An expansive New York loft receives a cosy touch from illustrious Manhattan design duo Ashe + Leandro.
Ariel Ashe and Reinaldo Leandro’s initial encounter was not particularly auspicious. Shortly after meeting in the offices of the Manhattan design firm Pierce Allen back in 2004, Leandro invited Ashe to a play starring Mary-Louise Parker. To his surprise, she turned him down. “I thought she was the cool girl in the office,” he recalls. “She thought I was asking her out on a date.” Not only are they now firm friends, but Ashe + Leandro is one of New York’s hottest design firms, with a project list that includes a Manhattan loft and a house in London’s Belsize Park for Coldplay’s lead guitarist, Jonny Buckland; a 1930s Los Angeles hunting lodge for actress Jennifer Carpenter; a TriBeCa residence for Naomi Watts; and a home for comedian (and Ashe’s brother-in-law) Seth Meyers. The owners of this NoHo loft — a recruitment agency founder and his fashion stylist wife — are themselves no strangers to celebrity; the four-bedroom apartment was bought from one of Picasso’s grandsons and they count Matt Damon among their neighbours. It is located on the top floor of what was a Renaissance-style warehouse, built in the late 19th century and transformed into apartments in the 1980s. While its location near the subway was handy for their eldest daughter’s school run, the space itself was equally attractive. “It’s very open, there’s lots of light and there’s exposed wood,” says the owner. “It felt like a place we could live in for a lot of years.” Another asset is undeniably its 110-square-metre roof terrace. When it came to choosing a design firm, the decision was easy. Ashe, a childhood friend of one half of the couple had actually introduced them. “She always had an amazing aesthetic,” the owner recalls. “What she and Reinaldo do really well is making homes. They’re not just beautiful spaces, they’re also extremely liveable.” Apart from a request for a kid-friendly loft, Ashe and Leandro were more or less given carte blanche. “They let us do what we wanted,” says Ashe, “although we were very much aware that his wife is a little bohemian.” Almost no structural work was required. ››

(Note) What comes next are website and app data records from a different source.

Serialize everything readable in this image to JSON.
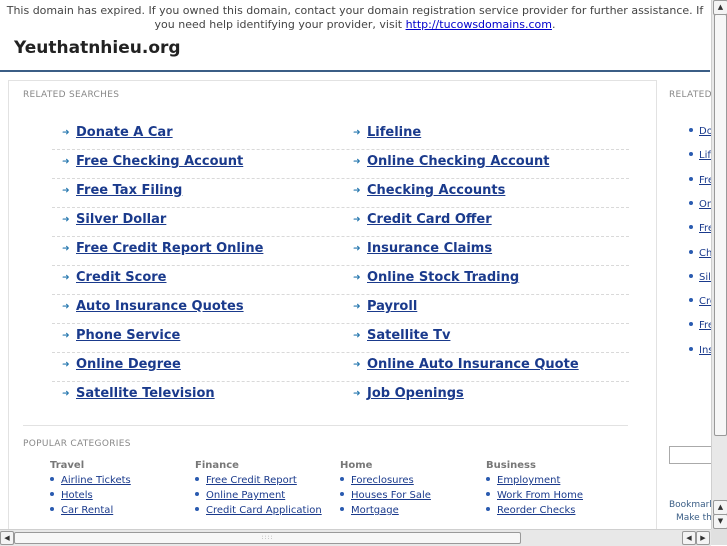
{
  "notice": {
    "text": "This domain has expired. If you owned this domain, contact your domain registration service provider for further assistance. If you need help identifying your provider, visit ",
    "link": "http://tucowsdomains.com",
    "suffix": "."
  },
  "site_title": "Yeuthatnhieu.org",
  "related": {
    "heading": "RELATED SEARCHES",
    "left": [
      "Donate A Car",
      "Free Checking Account",
      "Free Tax Filing",
      "Silver Dollar",
      "Free Credit Report Online",
      "Credit Score",
      "Auto Insurance Quotes",
      "Phone Service",
      "Online Degree",
      "Satellite Television"
    ],
    "right": [
      "Lifeline",
      "Online Checking Account",
      "Checking Accounts",
      "Credit Card Offer",
      "Insurance Claims",
      "Online Stock Trading",
      "Payroll",
      "Satellite Tv",
      "Online Auto Insurance Quote",
      "Job Openings"
    ]
  },
  "popular": {
    "heading": "POPULAR CATEGORIES",
    "columns": [
      {
        "title": "Travel",
        "items": [
          "Airline Tickets",
          "Hotels",
          "Car Rental"
        ]
      },
      {
        "title": "Finance",
        "items": [
          "Free Credit Report",
          "Online Payment",
          "Credit Card Application"
        ]
      },
      {
        "title": "Home",
        "items": [
          "Foreclosures",
          "Houses For Sale",
          "Mortgage"
        ]
      },
      {
        "title": "Business",
        "items": [
          "Employment",
          "Work From Home",
          "Reorder Checks"
        ]
      }
    ]
  },
  "side": {
    "heading": "RELATED",
    "items": [
      "Do",
      "Life",
      "Fre",
      "Onl",
      "Fre",
      "Ch",
      "Silv",
      "Cre",
      "Fre",
      "Ins"
    ],
    "bookmark": "Bookmark",
    "make": "Make this"
  },
  "colors": {
    "accent": "#3b5e86",
    "link": "#1a3a8c",
    "arrow": "#2a7ab0"
  },
  "icons": {
    "arrow": "arrow-right-icon",
    "dot": "bullet-icon"
  }
}
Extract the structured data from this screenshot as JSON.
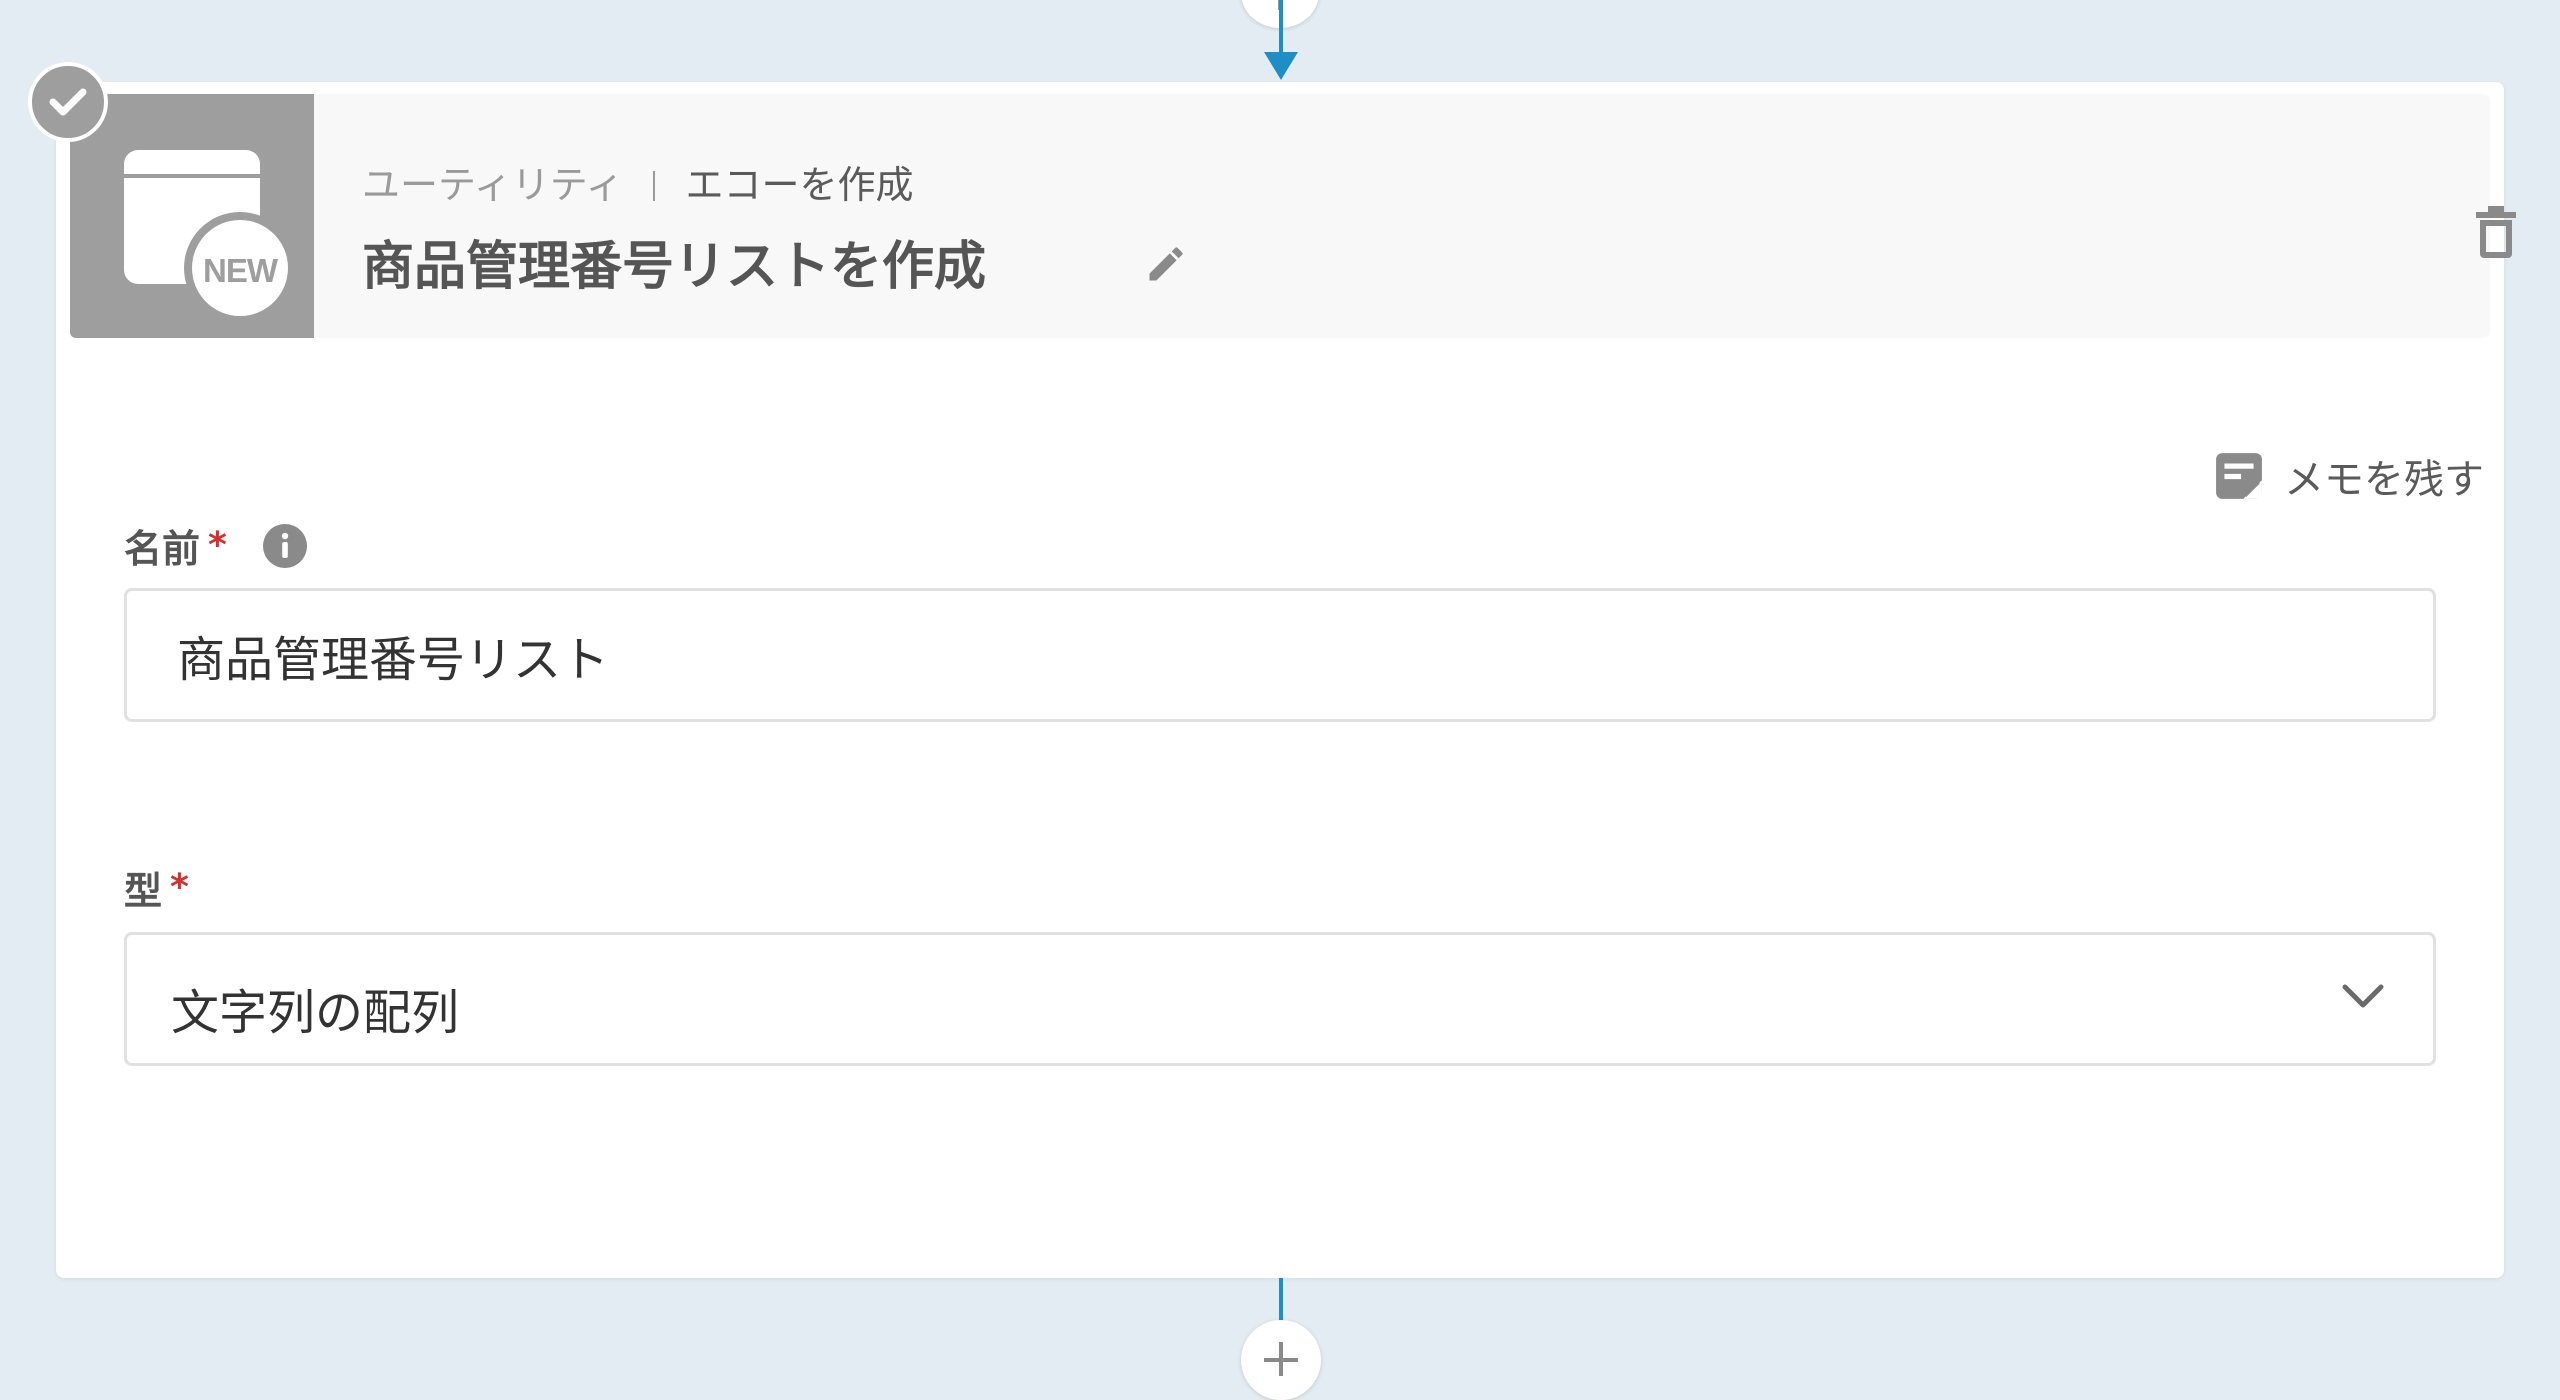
{
  "step": {
    "app_name": "ユーティリティ",
    "action_name": "エコーを作成",
    "title": "商品管理番号リストを作成",
    "icon_badge": "NEW"
  },
  "memo": {
    "label": "メモを残す"
  },
  "fields": {
    "name": {
      "label": "名前",
      "required_mark": "*",
      "value": "商品管理番号リスト"
    },
    "type": {
      "label": "型",
      "required_mark": "*",
      "selected": "文字列の配列"
    }
  },
  "colors": {
    "background": "#e4ecf3",
    "connector": "#1e8fc6",
    "icon_gray": "#9e9e9e",
    "required": "#d0312d"
  },
  "icons": {
    "status": "check-circle-icon",
    "app": "new-box-icon",
    "edit": "pencil-icon",
    "delete": "trash-icon",
    "memo": "note-icon",
    "info": "info-icon",
    "dropdown": "chevron-down-icon",
    "add": "plus-icon"
  }
}
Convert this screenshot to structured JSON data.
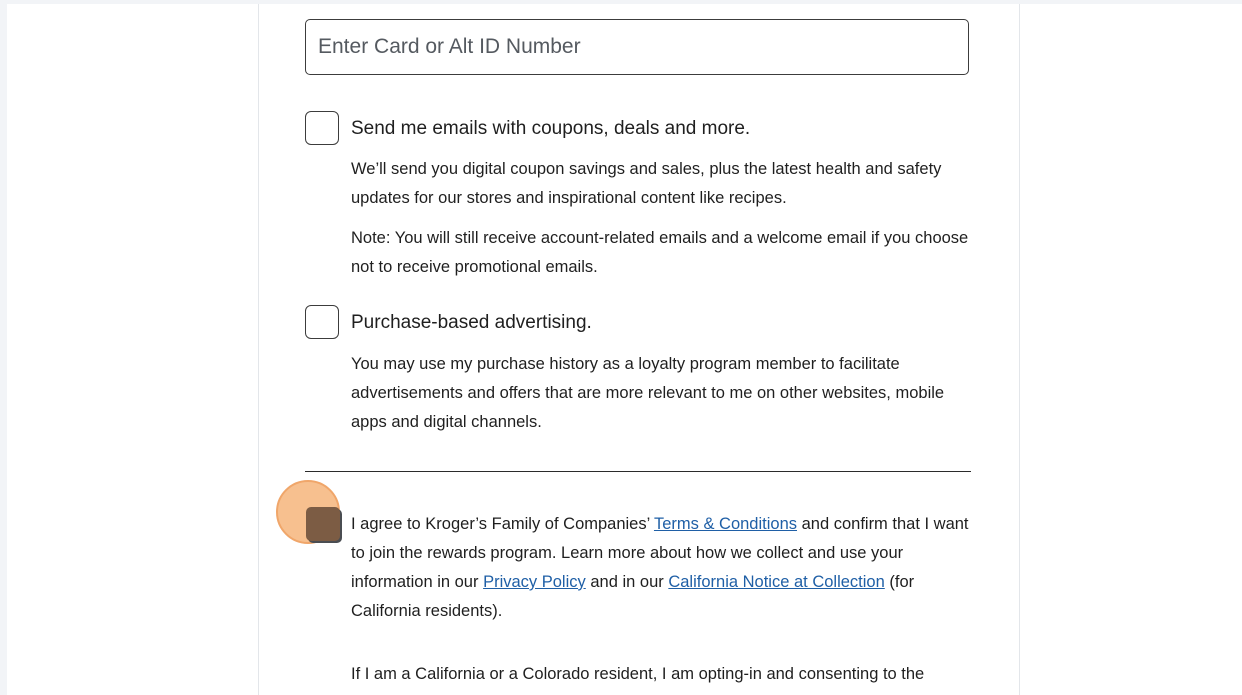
{
  "card_field": {
    "placeholder": "Enter Card or Alt ID Number",
    "value": ""
  },
  "email_option": {
    "checked": false,
    "title": "Send me emails with coupons, deals and more.",
    "description": "We’ll send you digital coupon savings and sales, plus the latest health and safety updates for our stores and inspirational content like recipes.",
    "note": "Note: You will still receive account-related emails and a welcome email if you choose not to receive promotional emails."
  },
  "advertising_option": {
    "checked": false,
    "title": "Purchase-based advertising.",
    "description": "You may use my purchase history as a loyalty program member to facilitate advertisements and offers that are more relevant to me on other websites, mobile apps and digital channels."
  },
  "agreement": {
    "checked": true,
    "text_1": "I agree to Kroger’s Family of Companies’ ",
    "terms_link": "Terms & Conditions",
    "text_2": " and confirm that I want to join the rewards program. Learn more about how we collect and use your information in our ",
    "privacy_link": "Privacy Policy",
    "text_3": " and in our ",
    "california_link": "California Notice at Collection",
    "text_4": " (for California residents)."
  },
  "consent_text": "If I am a California or a Colorado resident, I am opting-in and consenting to the",
  "colors": {
    "link": "#1f5fa6",
    "checked_box": "#7c5c44",
    "highlight": "#f5b276"
  }
}
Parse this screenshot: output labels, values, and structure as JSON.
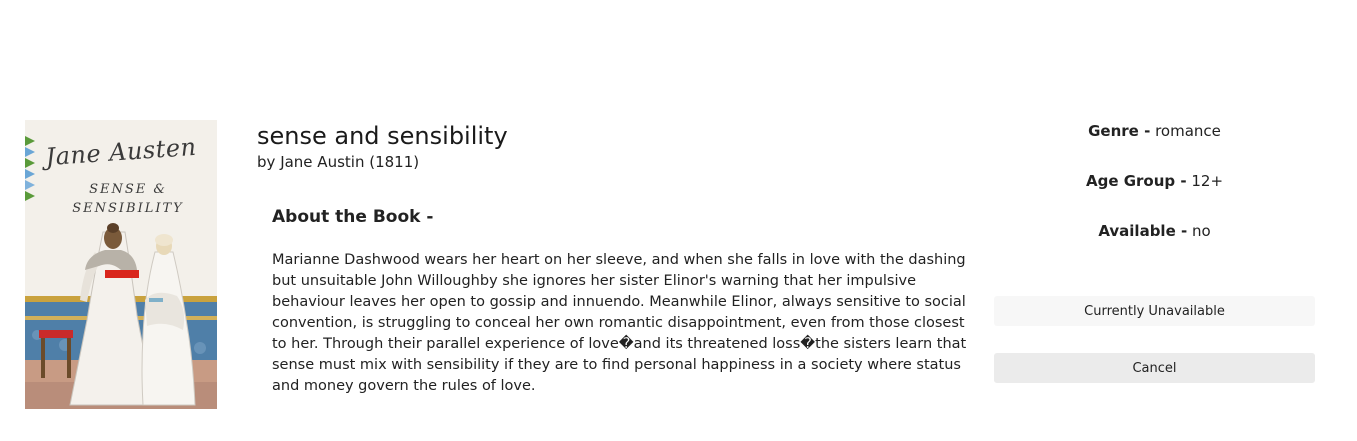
{
  "book": {
    "cover": {
      "author_text": "Jane Austen",
      "title_line1": "SENSE &",
      "title_line2": "SENSIBILITY"
    },
    "title": "sense and sensibility",
    "by_prefix": "by",
    "author": "Jane Austin",
    "year": "(1811)",
    "about_heading": "About the Book -",
    "description": "Marianne Dashwood wears her heart on her sleeve, and when she falls in love with the dashing but unsuitable John Willoughby she ignores her sister Elinor's warning that her impulsive behaviour leaves her open to gossip and innuendo. Meanwhile Elinor, always sensitive to social convention, is struggling to conceal her own romantic disappointment, even from those closest to her. Through their parallel experience of love�and its threatened loss�the sisters learn that sense must mix with sensibility if they are to find personal happiness in a society where status and money govern the rules of love."
  },
  "details": {
    "genre_label": "Genre -",
    "genre_value": "romance",
    "age_label": "Age Group -",
    "age_value": "12+",
    "available_label": "Available -",
    "available_value": "no"
  },
  "actions": {
    "status_button": "Currently Unavailable",
    "cancel_button": "Cancel"
  }
}
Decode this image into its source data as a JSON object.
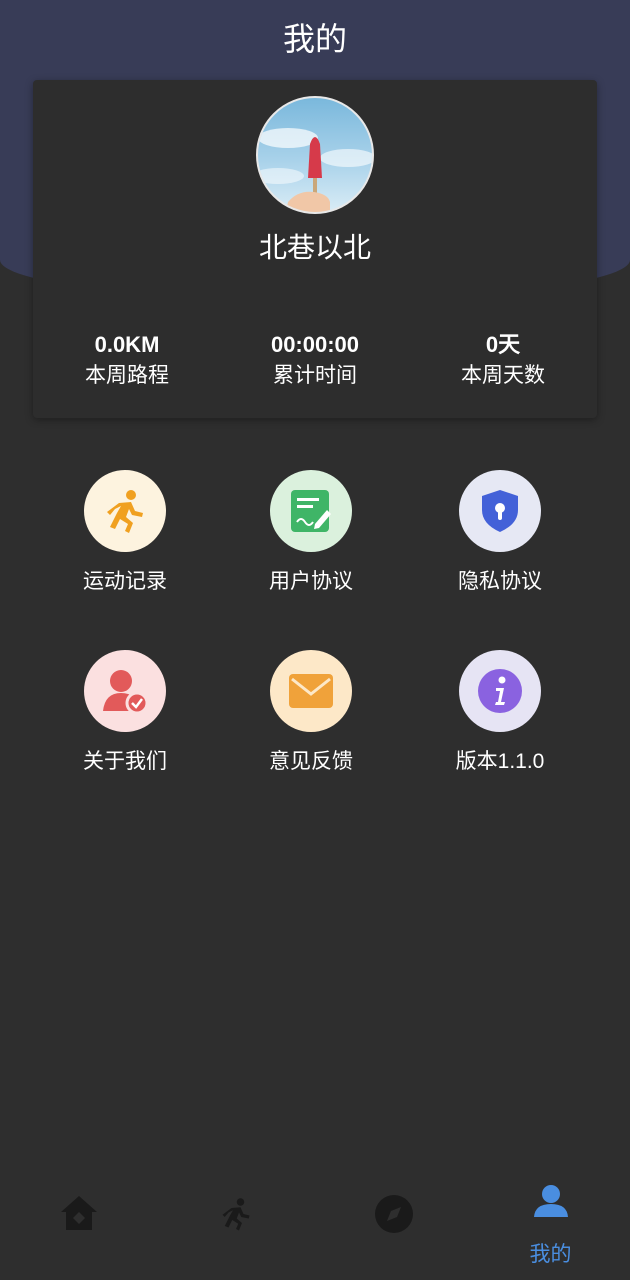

‹‹ The team simply added a few built-in closets and tweaked the kitchen, installing subway tiles, black slate and dark-grey cabinetry to complement the overall industrial vibe. The furnishings are very much in keeping with the designers’ style, which is a fusion of their different backgrounds. Leandro was brought up in Caracas, Venezuela, and is largely influenced by tropical Modernist architecture. Ashe hails from New Mexico, where her father runs a construction firm. “He used to have me tile bathrooms with my small hands and taught me how to drive a backhoe tractor around the age of six,” she says. Today, their work is best characterised by a strong interplay of textures, colour and a touch of the tribal (Moroccan rugs are particular favourites). The home is divided into two very distinct areas. The large, more formal front room is enlivened by a bright blue couch and yellow side table, counterbalanced by an otherwise subdued palette. “That’s generally what we do,” says Leandro. “We put in colour and then tone it down.” The family room at the back, meanwhile, is anchored by a large sectional sofa, which is upholstered in an outdoor fabric to make it stain-resistant, suitable for life with three young children. It’s not only the youngsters who get to have fun here. The owners themselves love to entertain in a multitude of ways. Last year, they held a political fundraiser attended by Hillary Clinton, and they have hosted a dinner for 40 on the roof terrace to celebrate the launch of a friend’s fashion line. Their best celebration, however, was a more intimate gathering of 15 at their engagement party. Among the happy few was their matchmaker, Ashe. “I owe her so much,” admits the owner. “She not only designed our home. She also helped me build a family and fill it with love.”